#### YOUR GOAL:
Every line of the material is to be repeated exactly as it stands.
- Opening Delimiter -
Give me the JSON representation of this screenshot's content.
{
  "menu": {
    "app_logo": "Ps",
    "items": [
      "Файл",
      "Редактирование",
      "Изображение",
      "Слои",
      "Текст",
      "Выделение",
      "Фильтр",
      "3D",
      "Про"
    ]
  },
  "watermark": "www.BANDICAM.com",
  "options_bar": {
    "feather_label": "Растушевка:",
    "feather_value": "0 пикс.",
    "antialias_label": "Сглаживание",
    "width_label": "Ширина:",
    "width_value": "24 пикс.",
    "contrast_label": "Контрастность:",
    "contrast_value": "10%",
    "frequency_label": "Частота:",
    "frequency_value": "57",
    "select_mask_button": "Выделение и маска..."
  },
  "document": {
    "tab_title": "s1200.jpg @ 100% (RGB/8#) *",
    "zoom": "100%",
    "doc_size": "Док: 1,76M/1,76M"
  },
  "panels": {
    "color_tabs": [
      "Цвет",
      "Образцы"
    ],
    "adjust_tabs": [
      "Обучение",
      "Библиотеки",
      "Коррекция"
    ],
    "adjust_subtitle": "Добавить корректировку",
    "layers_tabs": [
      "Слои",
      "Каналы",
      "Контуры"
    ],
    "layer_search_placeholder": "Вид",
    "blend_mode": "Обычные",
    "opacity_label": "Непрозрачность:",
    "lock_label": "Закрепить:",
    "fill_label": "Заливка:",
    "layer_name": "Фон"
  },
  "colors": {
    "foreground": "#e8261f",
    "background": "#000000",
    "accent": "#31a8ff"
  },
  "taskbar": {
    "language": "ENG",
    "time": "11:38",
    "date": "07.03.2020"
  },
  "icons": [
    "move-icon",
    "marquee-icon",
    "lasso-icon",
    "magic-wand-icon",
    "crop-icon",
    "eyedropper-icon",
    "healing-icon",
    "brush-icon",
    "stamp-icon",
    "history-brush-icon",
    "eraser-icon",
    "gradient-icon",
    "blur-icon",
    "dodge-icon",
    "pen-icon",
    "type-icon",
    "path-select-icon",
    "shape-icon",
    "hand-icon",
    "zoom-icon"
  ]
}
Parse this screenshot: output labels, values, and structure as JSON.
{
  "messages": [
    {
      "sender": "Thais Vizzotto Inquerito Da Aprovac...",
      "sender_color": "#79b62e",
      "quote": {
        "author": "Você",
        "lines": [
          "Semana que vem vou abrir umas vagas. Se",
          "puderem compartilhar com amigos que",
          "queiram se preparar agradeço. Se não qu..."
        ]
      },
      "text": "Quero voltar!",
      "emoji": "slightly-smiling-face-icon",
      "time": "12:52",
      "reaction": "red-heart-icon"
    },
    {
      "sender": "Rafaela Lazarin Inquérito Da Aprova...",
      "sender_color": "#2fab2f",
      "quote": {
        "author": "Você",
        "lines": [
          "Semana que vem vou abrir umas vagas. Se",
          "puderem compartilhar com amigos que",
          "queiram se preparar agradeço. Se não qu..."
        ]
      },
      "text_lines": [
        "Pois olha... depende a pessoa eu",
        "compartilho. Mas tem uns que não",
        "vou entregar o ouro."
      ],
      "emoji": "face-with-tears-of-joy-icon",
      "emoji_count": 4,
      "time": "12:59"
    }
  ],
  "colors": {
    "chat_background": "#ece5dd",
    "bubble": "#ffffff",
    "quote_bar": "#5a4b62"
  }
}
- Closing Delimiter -
#### EXERCISE RESULT:
Give me the JSON representation of this screenshot's content.
{
  "menu": {
    "app_logo": "Ps",
    "items": [
      "Файл",
      "Редактирование",
      "Изображение",
      "Слои",
      "Текст",
      "Выделение",
      "Фильтр",
      "3D",
      "Про"
    ]
  },
  "watermark": "www.BANDICAM.com",
  "options_bar": {
    "feather_label": "Растушевка:",
    "feather_value": "0 пикс.",
    "antialias_label": "Сглаживание",
    "width_label": "Ширина:",
    "width_value": "24 пикс.",
    "contrast_label": "Контрастность:",
    "contrast_value": "10%",
    "frequency_label": "Частота:",
    "frequency_value": "57",
    "select_mask_button": "Выделение и маска..."
  },
  "document": {
    "tab_title": "s1200.jpg @ 100% (RGB/8#) *",
    "zoom": "100%",
    "doc_size": "Док: 1,76M/1,76M"
  },
  "panels": {
    "color_tabs": [
      "Цвет",
      "Образцы"
    ],
    "adjust_tabs": [
      "Обучение",
      "Библиотеки",
      "Коррекция"
    ],
    "adjust_subtitle": "Добавить корректировку",
    "layers_tabs": [
      "Слои",
      "Каналы",
      "Контуры"
    ],
    "layer_search_placeholder": "Вид",
    "blend_mode": "Обычные",
    "opacity_label": "Непрозрачность:",
    "lock_label": "Закрепить:",
    "fill_label": "Заливка:",
    "layer_name": "Фон"
  },
  "colors": {
    "foreground": "#e8261f",
    "background": "#000000",
    "accent": "#31a8ff"
  },
  "taskbar": {
    "language": "ENG",
    "time": "11:38",
    "date": "07.03.2020"
  },
  "icons": [
    "move-icon",
    "marquee-icon",
    "lasso-icon",
    "magic-wand-icon",
    "crop-icon",
    "eyedropper-icon",
    "healing-icon",
    "brush-icon",
    "stamp-icon",
    "history-brush-icon",
    "eraser-icon",
    "gradient-icon",
    "blur-icon",
    "dodge-icon",
    "pen-icon",
    "type-icon",
    "path-select-icon",
    "shape-icon",
    "hand-icon",
    "zoom-icon"
  ]
}
Parse this screenshot: output labels, values, and structure as JSON.
{
  "messages": [
    {
      "sender": "Thais Vizzotto Inquerito Da Aprovac...",
      "sender_color": "#79b62e",
      "quote": {
        "author": "Você",
        "lines": [
          "Semana que vem vou abrir umas vagas. Se",
          "puderem compartilhar com amigos que",
          "queiram se preparar agradeço. Se não qu..."
        ]
      },
      "text": "Quero voltar!",
      "emoji": "slightly-smiling-face-icon",
      "time": "12:52",
      "reaction": "red-heart-icon"
    },
    {
      "sender": "Rafaela Lazarin Inquérito Da Aprova...",
      "sender_color": "#2fab2f",
      "quote": {
        "author": "Você",
        "lines": [
          "Semana que vem vou abrir umas vagas. Se",
          "puderem compartilhar com amigos que",
          "queiram se preparar agradeço. Se não qu..."
        ]
      },
      "text_lines": [
        "Pois olha... depende a pessoa eu",
        "compartilho. Mas tem uns que não",
        "vou entregar o ouro."
      ],
      "emoji": "face-with-tears-of-joy-icon",
      "emoji_count": 4,
      "time": "12:59"
    }
  ],
  "colors": {
    "chat_background": "#ece5dd",
    "bubble": "#ffffff",
    "quote_bar": "#5a4b62"
  }
}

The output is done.